On the support side, the previous resistance at 3700 will likely serve as the first support level for S&P 500. In case S&P 500 declines below this level, it will move towards the next support level at 3675. A move below 3675 will push S&P 500 towards the support at 3640.

Top 2 Tech Marketer Challenges (and Solutions)
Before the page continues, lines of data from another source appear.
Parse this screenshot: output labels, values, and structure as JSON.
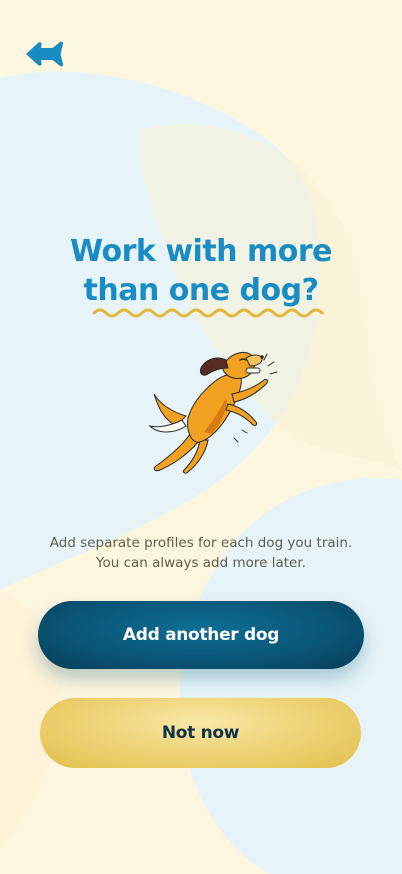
{
  "colors": {
    "background": "#fdf6df",
    "blob": "#e6f4f9",
    "accent_blue": "#1a8cc4",
    "squiggle": "#e3b93b",
    "primary_button": "#0a5677",
    "secondary_button": "#efd47a"
  },
  "header": {
    "back_icon": "fish-shaped-back-arrow-icon"
  },
  "hero": {
    "title_line_1": "Work with more",
    "title_line_2": "than one dog?",
    "illustration": "jumping-dog-illustration"
  },
  "body": {
    "line_1": "Add separate profiles for each dog you train.",
    "line_2": "You can always add more later."
  },
  "actions": {
    "primary_label": "Add another dog",
    "secondary_label": "Not now"
  }
}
If you’re a tech marketer, you’re already aware of the particularly difficult challenges you face. Sure, all marketers have difficult challenges, but the ever-changing tech world introduces new complexity to the marketing mix. After all, the technology industry is growing and changing so fast that no one can possibly keep up. No one, of course, except for the tech marketer, who is not only charged with keeping up, but also staying one step ahead of the marketplace.LinkedIn recently published an article discussing some of the top challenges experienced by tech marketers today. Here are two of those challenges, along with actionable information you can use to start overcoming them now.Challenge #1: Identifying the decision maker?All marketers know how important it is to identify and understand the decision maker. Without this knowledge, it’s difficult to build a successful marketing strategy to win them over.The difficulty with tech marketing, though, is that the decision maker isn’t a single person. Instead, it’s now a cross-functional group comprised of IT, Marketing, Sales, Operations, Finance and more.This complexity makes it all the more important to fully understand the needs, challenges and motivations of each group member and appeal to them directly.A recent LinkedIn study of groups that hold decision-making power over IT and technology purchases discovered that nurturing prospects with informative content is a vital part of the sales process. Why? Because members of these groups are typically not ready to talk to a sales rep until they have consumed at least five pieces of “relevant, unbranded, non-sales focused content”.Additionally, LinkedIn’s post highlights the importance of producing content for every role on this cross-functional buying committee… at every stage in the buying process. Because, as the post explains, the tech decision maker is a group, not an individual, marketers have a responsibility to reach out to and engage with every one of them. You never know who will make that first contact, who will lead the buying committee, or who will have the most influence over the other members.That’s why it’s critical to have a strategy for how to reach, engage and ultimately convert every member of the group at each stage in the buying process. It sounds like a lot of work, yes, but tech marketers have the opportunity to influence every member of the buying committee and begin to win them over through always-on education. What’s “always-on”? It’s content that provides valuable, educational information at every stage of the buying process – anytime the users may want it. When you consider that, according to the Content Marketing Institute, 63% of tech buyers are more likely to consider vendors that take an always-on approach, it’s worth the effort.Challenge #2: Creating Engaging ContentAccording to the Content Marketing Institute, 93% of tech marketers use content marketing. However, they also say that “creating engaging content” has been a top challenge for the last five years. What does this tells us? While tech marketers see value in content marketing, they also have limited time and resources, which keeps them from creating content that is as successful as it really could be.So how do you compete in the saturated tech marketplace? According to LinkedIn’s post, build a reliable toolbox. If you think about it, there are more content marketing tools and resources available today than ever before – many of which are free or very reasonably priced. Marketers have more options available now than ever before to design, create, write, build and develop on their own – free of any outside support. Just think about what has done for marketers!If you’re a tech marketer, you understand the pressure to stay ahead of the ridiculously fast-paced world of innovation. It’s our job to not only reach out to, but also engage some of the brightest, most forward-thinking minds in the industry. Thankfully, there are tools and resources to help make it possible.